The Kahal Kadosh Yavanim synagogue reopened this week. Credit: amna.gr
The Kahal Kadosh Yavanim synagogue, located in Trikala, Greece, reopened this week – after being closed for nearly eight decades.
Members of Jewish communities from around the world participated in its reopening. The repairs were carried out with funding from the German government, the Central Board of Jewish Communities in Greece and national and national and international donors.
Noam Katz, Israel's ambassador to Greece, attended the event and made an emotional statement on his Twitter: “At the event I said: Since the destruction of the Second Temple in Jerusalem, the synagogues have served as the centers of Jewish life. In Trikala, it symbolizes the glorious presence and history of the Jewish people in Greece for many hundreds of years in Greece. Let us wish and pray all together that this synagogue will be a place to remember and cherish the history of the community... And more than that, a home for a rich and thriving community and jewish life here in Trikala, now days and in the future.”
The Kahal Kadosh Yavanim synagogue. Credit: Central Board of Jewish Communities in Greece
It is estimated that in the period before the Second World War, the city of Trikala had about 500 Jews.
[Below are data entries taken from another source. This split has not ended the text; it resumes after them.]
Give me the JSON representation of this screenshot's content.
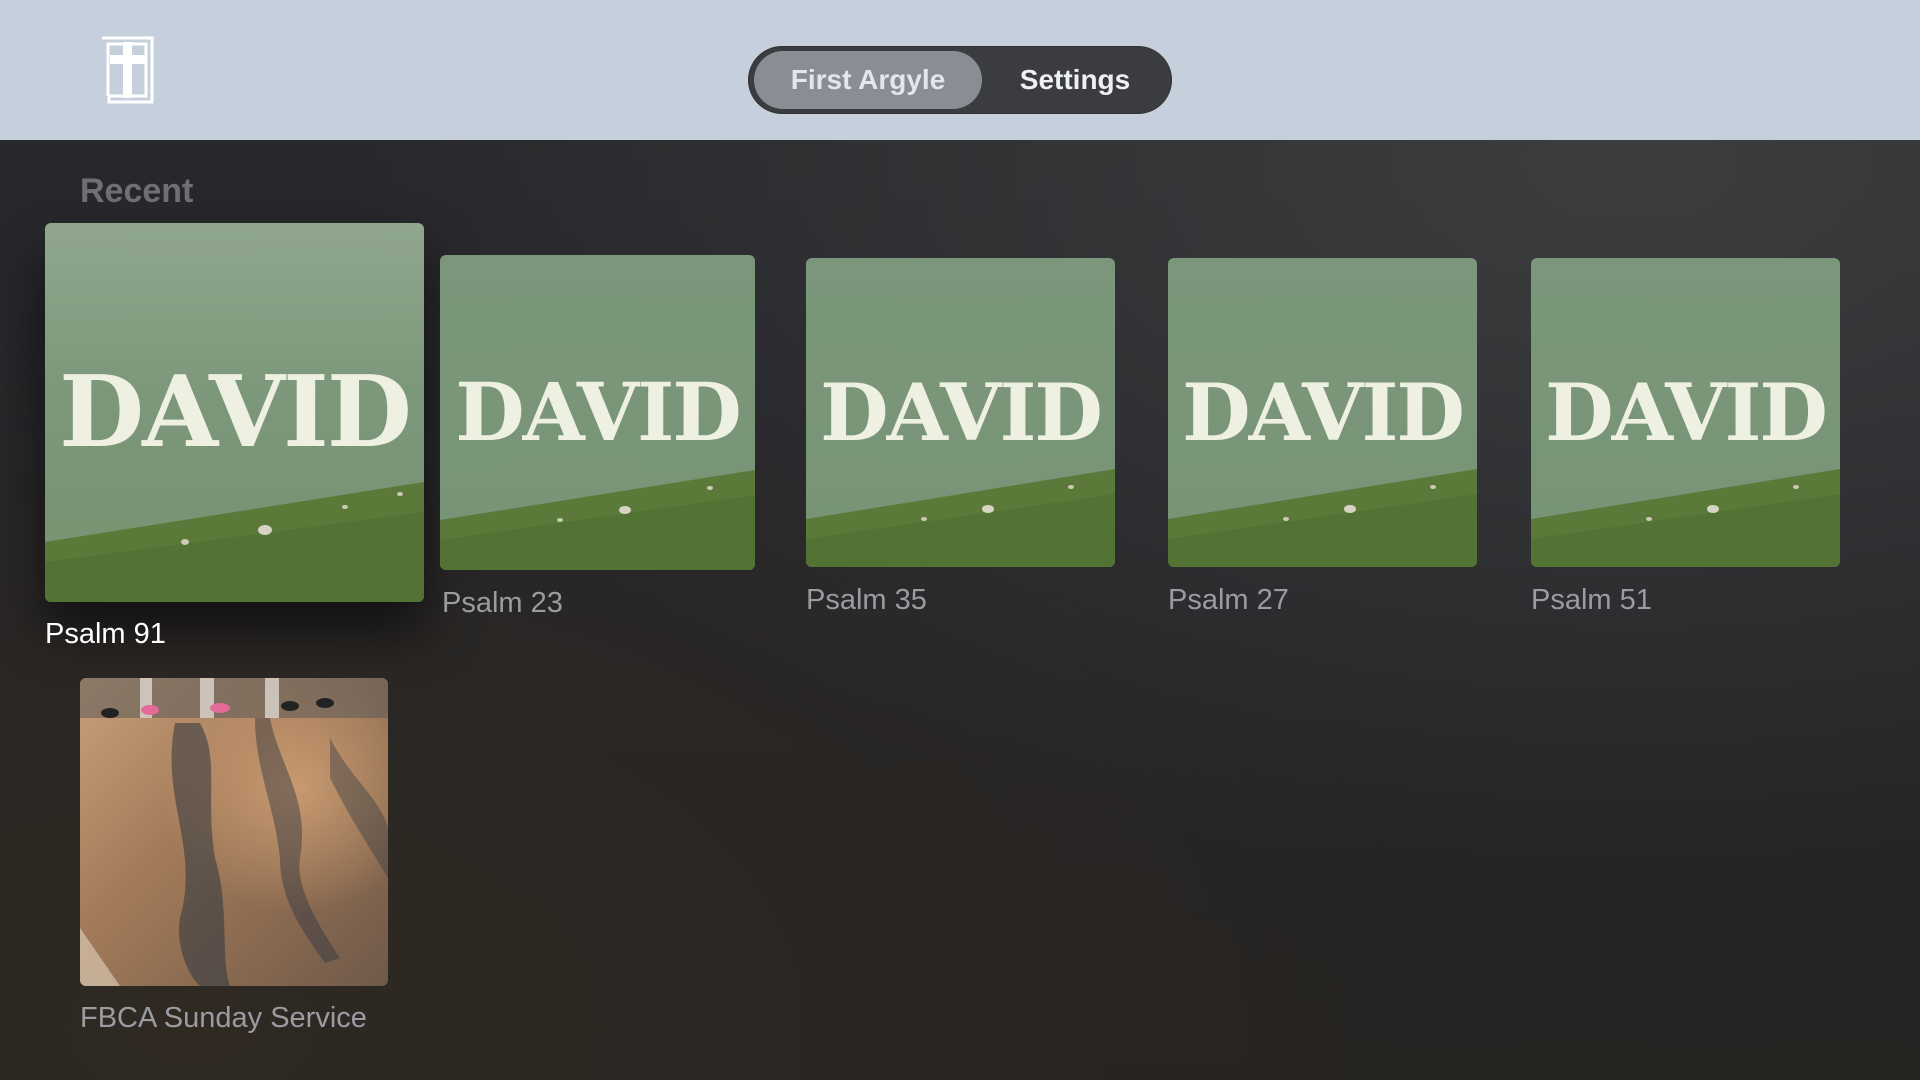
{
  "app": {
    "logo_icon": "cross-book-icon"
  },
  "tabs": [
    {
      "label": "First Argyle",
      "selected": true
    },
    {
      "label": "Settings",
      "selected": false
    }
  ],
  "section": {
    "title": "Recent"
  },
  "items": [
    {
      "title": "Psalm 91",
      "artwork_text": "DAVID",
      "focused": true
    },
    {
      "title": "Psalm 23",
      "artwork_text": "DAVID",
      "focused": false
    },
    {
      "title": "Psalm 35",
      "artwork_text": "DAVID",
      "focused": false
    },
    {
      "title": "Psalm 27",
      "artwork_text": "DAVID",
      "focused": false
    },
    {
      "title": "Psalm 51",
      "artwork_text": "DAVID",
      "focused": false
    },
    {
      "title": "FBCA Sunday Service",
      "artwork": "photo-street-shadows",
      "focused": false
    }
  ],
  "colors": {
    "topbar": "#c5d0dc",
    "artwork_green": "#7b967a",
    "caption": "#9a9ca2",
    "caption_focused": "#ffffff"
  }
}
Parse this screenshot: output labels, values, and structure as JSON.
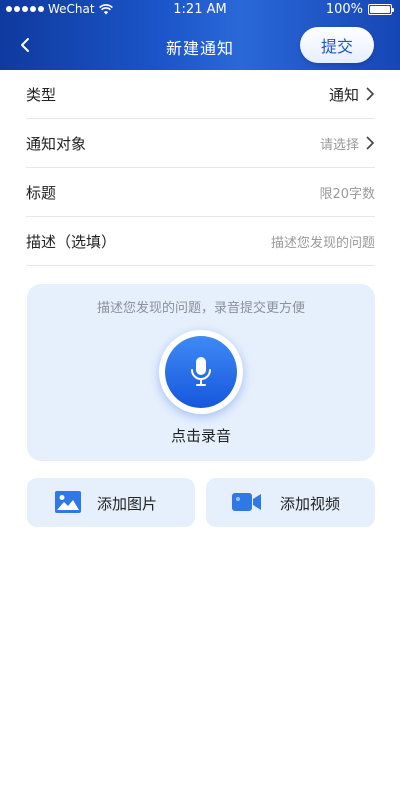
{
  "statusbar": {
    "carrier": "WeChat",
    "time": "1:21 AM",
    "battery": "100%"
  },
  "header": {
    "title": "新建通知",
    "submit_label": "提交"
  },
  "form": {
    "rows": [
      {
        "label": "类型",
        "value": "通知"
      },
      {
        "label": "通知对象",
        "placeholder": "请选择"
      },
      {
        "label": "标题",
        "placeholder": "限20字数"
      },
      {
        "label": "描述（选填）",
        "placeholder": "描述您发现的问题"
      }
    ]
  },
  "voice": {
    "hint": "描述您发现的问题，录音提交更方便",
    "label": "点击录音"
  },
  "media": {
    "photo_label": "添加图片",
    "video_label": "添加视频"
  },
  "colors": {
    "header_blue": "#1b55c9",
    "accent": "#1a54c7",
    "card_bg": "#e6f0fd"
  },
  "icons": [
    "wifi-icon",
    "battery-icon",
    "back-icon",
    "chevron-right-icon",
    "microphone-icon",
    "image-icon",
    "video-camera-icon"
  ]
}
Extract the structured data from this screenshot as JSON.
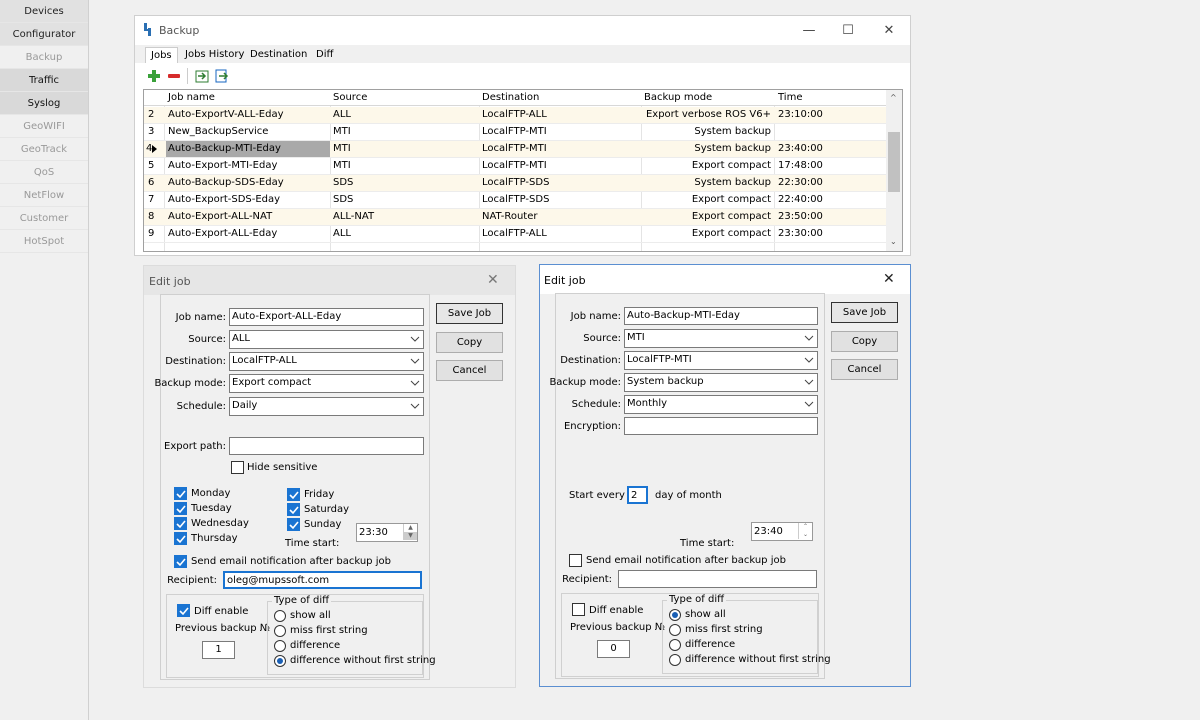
{
  "sidebar": {
    "items": [
      "Devices",
      "Configurator",
      "Backup",
      "Traffic",
      "Syslog",
      "GeoWIFI",
      "GeoTrack",
      "QoS",
      "NetFlow",
      "Customer",
      "HotSpot"
    ]
  },
  "window": {
    "title": "Backup",
    "tabs": [
      "Jobs",
      "Jobs History",
      "Destination",
      "Diff"
    ]
  },
  "grid": {
    "columns": [
      "Job name",
      "Source",
      "Destination",
      "Backup mode",
      "Time"
    ],
    "rows": [
      {
        "num": "2",
        "name": "Auto-ExportV-ALL-Eday",
        "source": "ALL",
        "dest": "LocalFTP-ALL",
        "mode": "Export verbose ROS V6+",
        "time": "23:10:00"
      },
      {
        "num": "3",
        "name": "New_BackupService",
        "source": "MTI",
        "dest": "LocalFTP-MTI",
        "mode": "System backup",
        "time": ""
      },
      {
        "num": "4",
        "name": "Auto-Backup-MTI-Eday",
        "source": "MTI",
        "dest": "LocalFTP-MTI",
        "mode": "System backup",
        "time": "23:40:00"
      },
      {
        "num": "5",
        "name": "Auto-Export-MTI-Eday",
        "source": "MTI",
        "dest": "LocalFTP-MTI",
        "mode": "Export compact",
        "time": "17:48:00"
      },
      {
        "num": "6",
        "name": "Auto-Backup-SDS-Eday",
        "source": "SDS",
        "dest": "LocalFTP-SDS",
        "mode": "System backup",
        "time": "22:30:00"
      },
      {
        "num": "7",
        "name": "Auto-Export-SDS-Eday",
        "source": "SDS",
        "dest": "LocalFTP-SDS",
        "mode": "Export compact",
        "time": "22:40:00"
      },
      {
        "num": "8",
        "name": "Auto-Export-ALL-NAT",
        "source": "ALL-NAT",
        "dest": "NAT-Router",
        "mode": "Export compact",
        "time": "23:50:00"
      },
      {
        "num": "9",
        "name": "Auto-Export-ALL-Eday",
        "source": "ALL",
        "dest": "LocalFTP-ALL",
        "mode": "Export compact",
        "time": "23:30:00"
      }
    ]
  },
  "edit1": {
    "title": "Edit job",
    "labels": {
      "jobname": "Job name:",
      "source": "Source:",
      "destination": "Destination:",
      "mode": "Backup mode:",
      "schedule": "Schedule:",
      "exportpath": "Export path:",
      "hide": "Hide sensitive",
      "timestart": "Time start:",
      "notify": "Send email notification after backup job",
      "recipient": "Recipient:",
      "diffenable": "Diff enable",
      "prevbackup": "Previous backup №",
      "typeofdiff": "Type of diff"
    },
    "values": {
      "jobname": "Auto-Export-ALL-Eday",
      "source": "ALL",
      "destination": "LocalFTP-ALL",
      "mode": "Export compact",
      "schedule": "Daily",
      "exportpath": "",
      "time": "23:30",
      "recipient": "oleg@mupssoft.com",
      "prev": "1"
    },
    "days": [
      "Monday",
      "Tuesday",
      "Wednesday",
      "Thursday",
      "Friday",
      "Saturday",
      "Sunday"
    ],
    "diff_types": [
      "show all",
      "miss first string",
      "difference",
      "difference without first string"
    ],
    "buttons": {
      "save": "Save Job",
      "copy": "Copy",
      "cancel": "Cancel"
    }
  },
  "edit2": {
    "title": "Edit job",
    "labels": {
      "jobname": "Job name:",
      "source": "Source:",
      "destination": "Destination:",
      "mode": "Backup mode:",
      "schedule": "Schedule:",
      "encryption": "Encryption:",
      "startevery": "Start every",
      "dayofmonth": "day of month",
      "timestart": "Time start:",
      "notify": "Send email notification after backup job",
      "recipient": "Recipient:",
      "diffenable": "Diff enable",
      "prevbackup": "Previous backup №",
      "typeofdiff": "Type of diff"
    },
    "values": {
      "jobname": "Auto-Backup-MTI-Eday",
      "source": "MTI",
      "destination": "LocalFTP-MTI",
      "mode": "System backup",
      "schedule": "Monthly",
      "encryption": "",
      "day": "2",
      "time": "23:40",
      "recipient": "",
      "prev": "0"
    },
    "diff_types": [
      "show all",
      "miss first string",
      "difference",
      "difference without first string"
    ],
    "buttons": {
      "save": "Save Job",
      "copy": "Copy",
      "cancel": "Cancel"
    }
  }
}
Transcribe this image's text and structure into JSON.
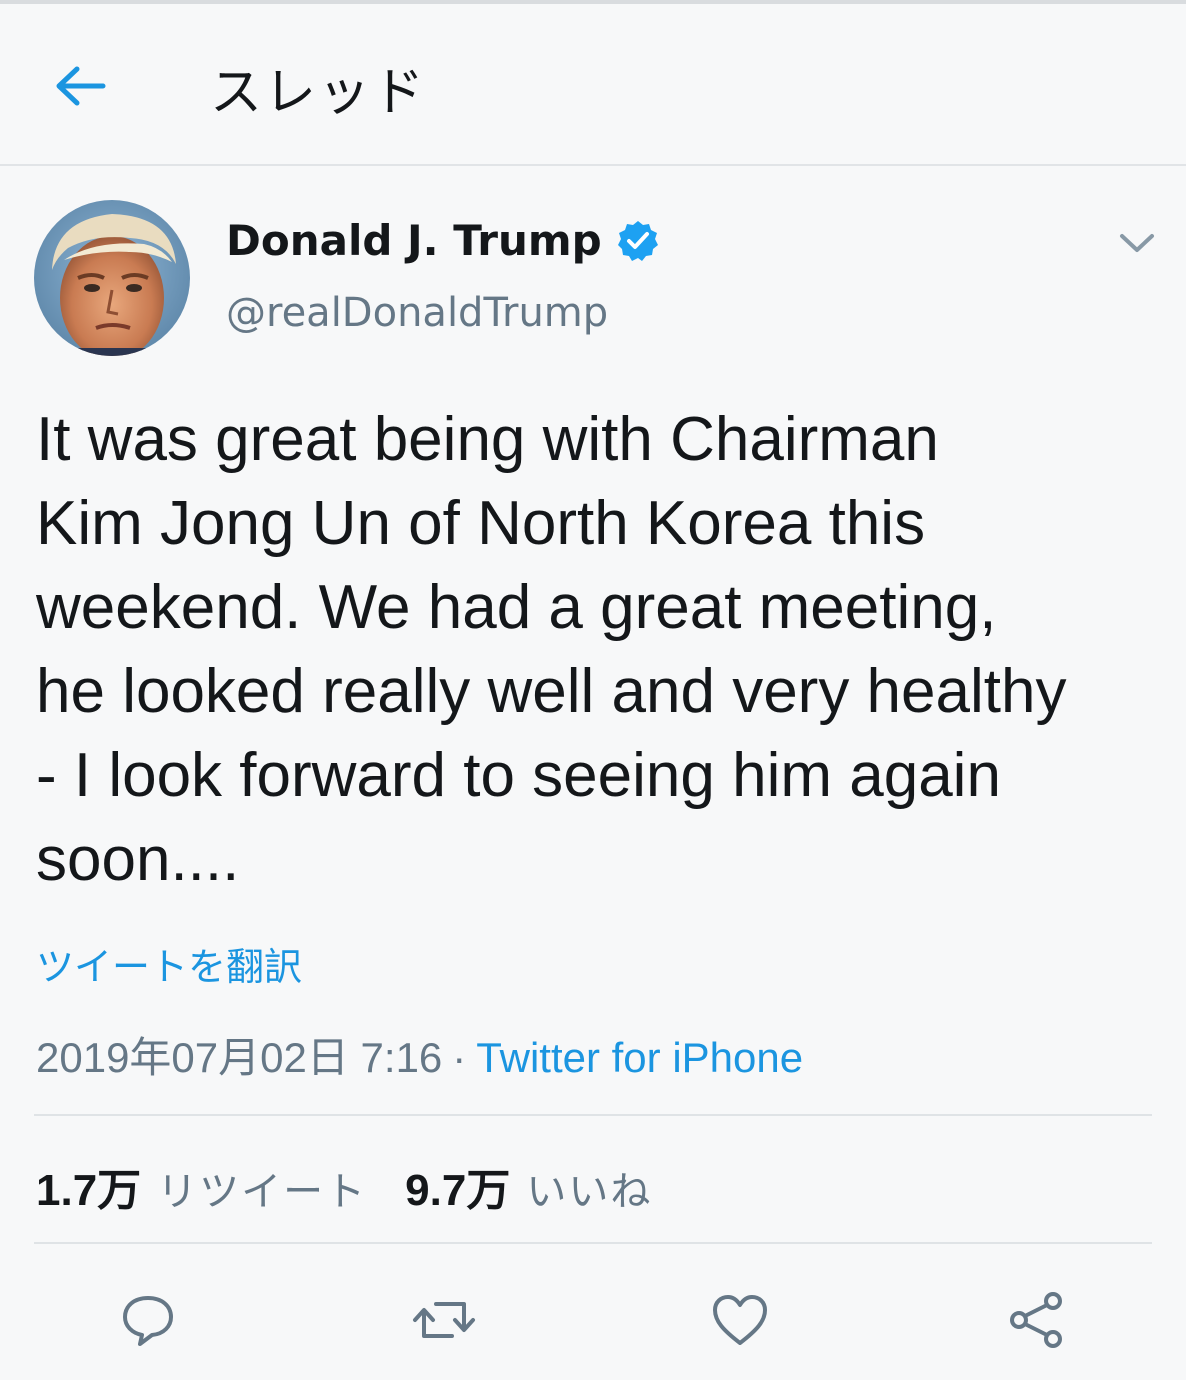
{
  "header": {
    "title": "スレッド",
    "back_icon": "back-arrow-icon"
  },
  "tweet": {
    "display_name": "Donald J. Trump",
    "handle": "@realDonaldTrump",
    "verified": true,
    "text": "It was great being with Chairman\nKim Jong Un of North Korea this\nweekend. We had a great meeting,\nhe looked really well and very healthy\n- I look forward to seeing him again\nsoon....",
    "translate_label": "ツイートを翻訳",
    "timestamp": "2019年07月02日 7:16",
    "separator": "·",
    "source": "Twitter for iPhone",
    "retweets": {
      "count": "1.7万",
      "label": "リツイート"
    },
    "likes": {
      "count": "9.7万",
      "label": "いいね"
    }
  },
  "colors": {
    "accent": "#1b95e0",
    "text": "#14171a",
    "muted": "#657786",
    "background": "#f7f8f9",
    "divider": "#dfe3e6"
  },
  "icons": {
    "reply": "reply-icon",
    "retweet": "retweet-icon",
    "like": "heart-icon",
    "share": "share-icon",
    "more": "chevron-down-icon",
    "verified": "verified-badge-icon"
  }
}
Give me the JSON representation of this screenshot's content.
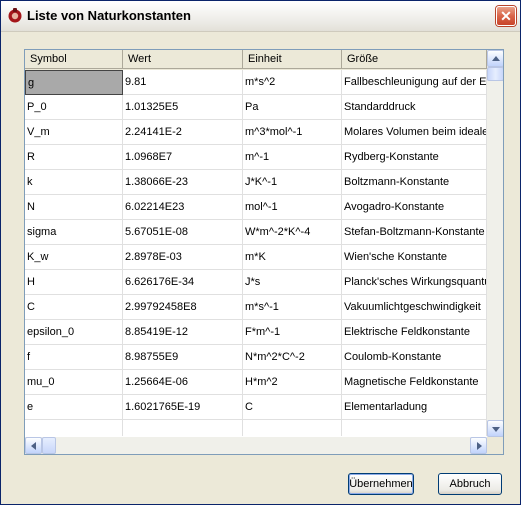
{
  "window": {
    "title": "Liste von Naturkonstanten",
    "close_label": "✕"
  },
  "table": {
    "columns": [
      "Symbol",
      "Wert",
      "Einheit",
      "Größe"
    ],
    "rows": [
      [
        "g",
        "9.81",
        "m*s^2",
        "Fallbeschleunigung auf der Er"
      ],
      [
        "P_0",
        "1.01325E5",
        "Pa",
        "Standarddruck"
      ],
      [
        "V_m",
        "2.24141E-2",
        "m^3*mol^-1",
        "Molares Volumen beim idealen"
      ],
      [
        "R",
        "1.0968E7",
        "m^-1",
        "Rydberg-Konstante"
      ],
      [
        "k",
        "1.38066E-23",
        "J*K^-1",
        "Boltzmann-Konstante"
      ],
      [
        "N",
        "6.02214E23",
        "mol^-1",
        "Avogadro-Konstante"
      ],
      [
        "sigma",
        "5.67051E-08",
        "W*m^-2*K^-4",
        "Stefan-Boltzmann-Konstante"
      ],
      [
        "K_w",
        "2.8978E-03",
        "m*K",
        "Wien'sche Konstante"
      ],
      [
        "H",
        "6.626176E-34",
        "J*s",
        "Planck'sches Wirkungsquantum"
      ],
      [
        "C",
        "2.99792458E8",
        "m*s^-1",
        "Vakuumlichtgeschwindigkeit"
      ],
      [
        "epsilon_0",
        "8.85419E-12",
        "F*m^-1",
        "Elektrische Feldkonstante"
      ],
      [
        "f",
        "8.98755E9",
        "N*m^2*C^-2",
        "Coulomb-Konstante"
      ],
      [
        "mu_0",
        "1.25664E-06",
        "H*m^2",
        "Magnetische Feldkonstante"
      ],
      [
        "e",
        "1.6021765E-19",
        "C",
        "Elementarladung"
      ],
      [
        "",
        "",
        "",
        ""
      ]
    ],
    "selected_row": 0
  },
  "buttons": {
    "apply": "Übernehmen",
    "cancel": "Abbruch"
  }
}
As early as 1967, the city had 100 Jews, and by the end of the 20th century, only 40. It is believed that 87% of Greek Jews were killed in World War II.